• Yeah...I had given some thought to perturbations/n-body stuff, but concluded I'd pretty much have to sweep it under the rug. So yes, that's def where the magic comes in. My in-universe rationale is that these orbits were desired and put into being by some very smart and powerful mages or demigods. Long ago, they might have been able to magically redirect an asteroid with some implausible precision, so that it would collide with the system and cause this. Alternately, within the planet, they might have magic things that affect the planet's magnetosphere to produce the desired perturbations. Commented Dec 4, 2019 at 20:20
• "100,000 tonnes of TNT. It really starts to look like magic." Russia built a bomb that, even at only half power, released 500 times that much energy.

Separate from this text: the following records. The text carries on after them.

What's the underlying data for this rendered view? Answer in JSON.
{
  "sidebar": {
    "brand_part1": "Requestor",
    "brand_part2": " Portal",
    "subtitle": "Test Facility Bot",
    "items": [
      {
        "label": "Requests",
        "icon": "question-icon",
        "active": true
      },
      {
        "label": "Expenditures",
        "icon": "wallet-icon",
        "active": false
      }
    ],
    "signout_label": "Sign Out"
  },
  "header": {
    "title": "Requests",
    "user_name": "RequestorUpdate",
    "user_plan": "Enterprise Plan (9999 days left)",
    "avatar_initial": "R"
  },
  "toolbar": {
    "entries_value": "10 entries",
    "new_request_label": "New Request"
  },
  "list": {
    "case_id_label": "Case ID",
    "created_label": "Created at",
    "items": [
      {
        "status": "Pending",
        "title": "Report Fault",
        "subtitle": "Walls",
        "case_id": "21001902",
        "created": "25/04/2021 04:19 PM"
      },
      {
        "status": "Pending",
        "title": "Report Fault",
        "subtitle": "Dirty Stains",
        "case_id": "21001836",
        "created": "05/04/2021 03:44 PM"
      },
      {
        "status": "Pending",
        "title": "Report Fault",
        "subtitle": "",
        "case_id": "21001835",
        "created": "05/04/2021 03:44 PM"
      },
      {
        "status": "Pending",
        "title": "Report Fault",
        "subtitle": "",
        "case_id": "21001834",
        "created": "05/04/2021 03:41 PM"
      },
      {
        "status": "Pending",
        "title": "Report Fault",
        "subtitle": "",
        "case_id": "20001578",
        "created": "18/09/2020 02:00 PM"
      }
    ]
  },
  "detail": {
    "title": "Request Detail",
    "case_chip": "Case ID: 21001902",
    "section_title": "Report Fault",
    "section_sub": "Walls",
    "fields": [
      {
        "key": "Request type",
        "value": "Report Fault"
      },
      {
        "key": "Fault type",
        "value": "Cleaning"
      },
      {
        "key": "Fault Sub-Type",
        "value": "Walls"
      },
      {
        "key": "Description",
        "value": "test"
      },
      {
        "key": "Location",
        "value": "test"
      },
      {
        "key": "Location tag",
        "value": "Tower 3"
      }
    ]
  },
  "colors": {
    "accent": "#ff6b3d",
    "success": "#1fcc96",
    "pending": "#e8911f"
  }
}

Commented Dec 5, 2019 at 4:10
• "Under normal circumstances, you can't have perfect synchronous orbits." - um, that's what orbital resonances do. Commented Dec 5, 2019 at 16:34
• @JosephSible-ReinstateMonica ...and Tsar Bomba doesn't look like magic? Commented Dec 5, 2019 at 17:53
• Also, you seem to have some false beliefs about the difficulty and likelihood of "tuning" orbits. Lots of orbits are self-tuning; it is not a coincidence that there are so many resonant orbits in our solar system. Resonances are stable; if orbits are perturbed from a stable resonance, gravity tends to gradually pull the bodies back towards a resonant orbit. Commented Dec 5, 2019 at 19:16

Coincidentally I just watched a Scott Manley video on this topic published in May 2018.

A small asteroid called 2015 BZ509, and a large gas giant named Jupiter have a resonance in their orbits which is self-correcting. Every time they approach, if the smaller body is too fast or too slow (that is, early or late) the influence of the larger body applies a correction.

The video goes into detail of how simulations have been done in reverse to find whether the asteroid was a captured interplanetary body. Upshot is the model is stable over billions of years for multiple possible inputs; that is while it is unusual but not vanishing off toward impossibly-improbable.

An interesting gotcha is that the asteroid is in a retrograde orbit with respect to the planet.

I'm not doing it justice, for great inspiration I suggest you spent 8 minutes watching it.